[Page and application data records]
····················

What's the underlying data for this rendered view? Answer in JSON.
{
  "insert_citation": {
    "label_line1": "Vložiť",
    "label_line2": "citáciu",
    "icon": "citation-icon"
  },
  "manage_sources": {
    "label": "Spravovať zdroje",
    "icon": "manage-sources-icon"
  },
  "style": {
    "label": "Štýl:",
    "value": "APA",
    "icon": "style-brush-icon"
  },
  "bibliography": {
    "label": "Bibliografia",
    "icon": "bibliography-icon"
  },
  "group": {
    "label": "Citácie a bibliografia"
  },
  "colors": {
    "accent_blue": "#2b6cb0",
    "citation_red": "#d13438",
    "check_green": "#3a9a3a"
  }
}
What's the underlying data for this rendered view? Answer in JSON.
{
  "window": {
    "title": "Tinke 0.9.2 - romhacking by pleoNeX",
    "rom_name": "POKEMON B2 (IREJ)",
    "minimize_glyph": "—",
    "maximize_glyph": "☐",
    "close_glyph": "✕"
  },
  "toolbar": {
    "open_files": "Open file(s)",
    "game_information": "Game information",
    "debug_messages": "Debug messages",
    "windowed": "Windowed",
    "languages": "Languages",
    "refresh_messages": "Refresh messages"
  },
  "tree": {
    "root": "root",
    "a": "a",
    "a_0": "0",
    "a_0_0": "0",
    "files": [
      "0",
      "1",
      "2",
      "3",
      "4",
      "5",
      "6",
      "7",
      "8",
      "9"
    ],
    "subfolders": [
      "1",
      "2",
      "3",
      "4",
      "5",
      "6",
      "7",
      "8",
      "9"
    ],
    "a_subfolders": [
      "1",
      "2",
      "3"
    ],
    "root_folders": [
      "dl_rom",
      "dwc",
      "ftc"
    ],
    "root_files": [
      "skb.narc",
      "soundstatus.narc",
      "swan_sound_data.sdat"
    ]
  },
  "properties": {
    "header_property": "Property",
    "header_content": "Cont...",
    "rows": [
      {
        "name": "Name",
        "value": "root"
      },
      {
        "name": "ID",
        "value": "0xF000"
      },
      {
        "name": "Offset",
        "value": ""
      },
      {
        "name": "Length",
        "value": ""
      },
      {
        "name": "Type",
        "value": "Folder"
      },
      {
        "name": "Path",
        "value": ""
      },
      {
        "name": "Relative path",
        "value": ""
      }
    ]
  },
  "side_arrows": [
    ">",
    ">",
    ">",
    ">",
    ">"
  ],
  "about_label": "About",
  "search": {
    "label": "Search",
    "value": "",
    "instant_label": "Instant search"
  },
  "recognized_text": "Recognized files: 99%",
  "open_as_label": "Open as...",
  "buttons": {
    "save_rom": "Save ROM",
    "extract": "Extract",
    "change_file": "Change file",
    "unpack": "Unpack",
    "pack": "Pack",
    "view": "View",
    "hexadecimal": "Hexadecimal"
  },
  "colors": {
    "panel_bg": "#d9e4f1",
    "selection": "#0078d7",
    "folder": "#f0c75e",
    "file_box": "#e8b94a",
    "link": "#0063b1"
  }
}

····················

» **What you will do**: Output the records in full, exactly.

» **Exercise output**:
What's the underlying data for this rendered view? Answer in JSON.
{
  "insert_citation": {
    "label_line1": "Vložiť",
    "label_line2": "citáciu",
    "icon": "citation-icon"
  },
  "manage_sources": {
    "label": "Spravovať zdroje",
    "icon": "manage-sources-icon"
  },
  "style": {
    "label": "Štýl:",
    "value": "APA",
    "icon": "style-brush-icon"
  },
  "bibliography": {
    "label": "Bibliografia",
    "icon": "bibliography-icon"
  },
  "group": {
    "label": "Citácie a bibliografia"
  },
  "colors": {
    "accent_blue": "#2b6cb0",
    "citation_red": "#d13438",
    "check_green": "#3a9a3a"
  }
}
What's the underlying data for this rendered view? Answer in JSON.
{
  "window": {
    "title": "Tinke 0.9.2 - romhacking by pleoNeX",
    "rom_name": "POKEMON B2 (IREJ)",
    "minimize_glyph": "—",
    "maximize_glyph": "☐",
    "close_glyph": "✕"
  },
  "toolbar": {
    "open_files": "Open file(s)",
    "game_information": "Game information",
    "debug_messages": "Debug messages",
    "windowed": "Windowed",
    "languages": "Languages",
    "refresh_messages": "Refresh messages"
  },
  "tree": {
    "root": "root",
    "a": "a",
    "a_0": "0",
    "a_0_0": "0",
    "files": [
      "0",
      "1",
      "2",
      "3",
      "4",
      "5",
      "6",
      "7",
      "8",
      "9"
    ],
    "subfolders": [
      "1",
      "2",
      "3",
      "4",
      "5",
      "6",
      "7",
      "8",
      "9"
    ],
    "a_subfolders": [
      "1",
      "2",
      "3"
    ],
    "root_folders": [
      "dl_rom",
      "dwc",
      "ftc"
    ],
    "root_files": [
      "skb.narc",
      "soundstatus.narc",
      "swan_sound_data.sdat"
    ]
  },
  "properties": {
    "header_property": "Property",
    "header_content": "Cont...",
    "rows": [
      {
        "name": "Name",
        "value": "root"
      },
      {
        "name": "ID",
        "value": "0xF000"
      },
      {
        "name": "Offset",
        "value": ""
      },
      {
        "name": "Length",
        "value": ""
      },
      {
        "name": "Type",
        "value": "Folder"
      },
      {
        "name": "Path",
        "value": ""
      },
      {
        "name": "Relative path",
        "value": ""
      }
    ]
  },
  "side_arrows": [
    ">",
    ">",
    ">",
    ">",
    ">"
  ],
  "about_label": "About",
  "search": {
    "label": "Search",
    "value": "",
    "instant_label": "Instant search"
  },
  "recognized_text": "Recognized files: 99%",
  "open_as_label": "Open as...",
  "buttons": {
    "save_rom": "Save ROM",
    "extract": "Extract",
    "change_file": "Change file",
    "unpack": "Unpack",
    "pack": "Pack",
    "view": "View",
    "hexadecimal": "Hexadecimal"
  },
  "colors": {
    "panel_bg": "#d9e4f1",
    "selection": "#0078d7",
    "folder": "#f0c75e",
    "file_box": "#e8b94a",
    "link": "#0063b1"
  }
}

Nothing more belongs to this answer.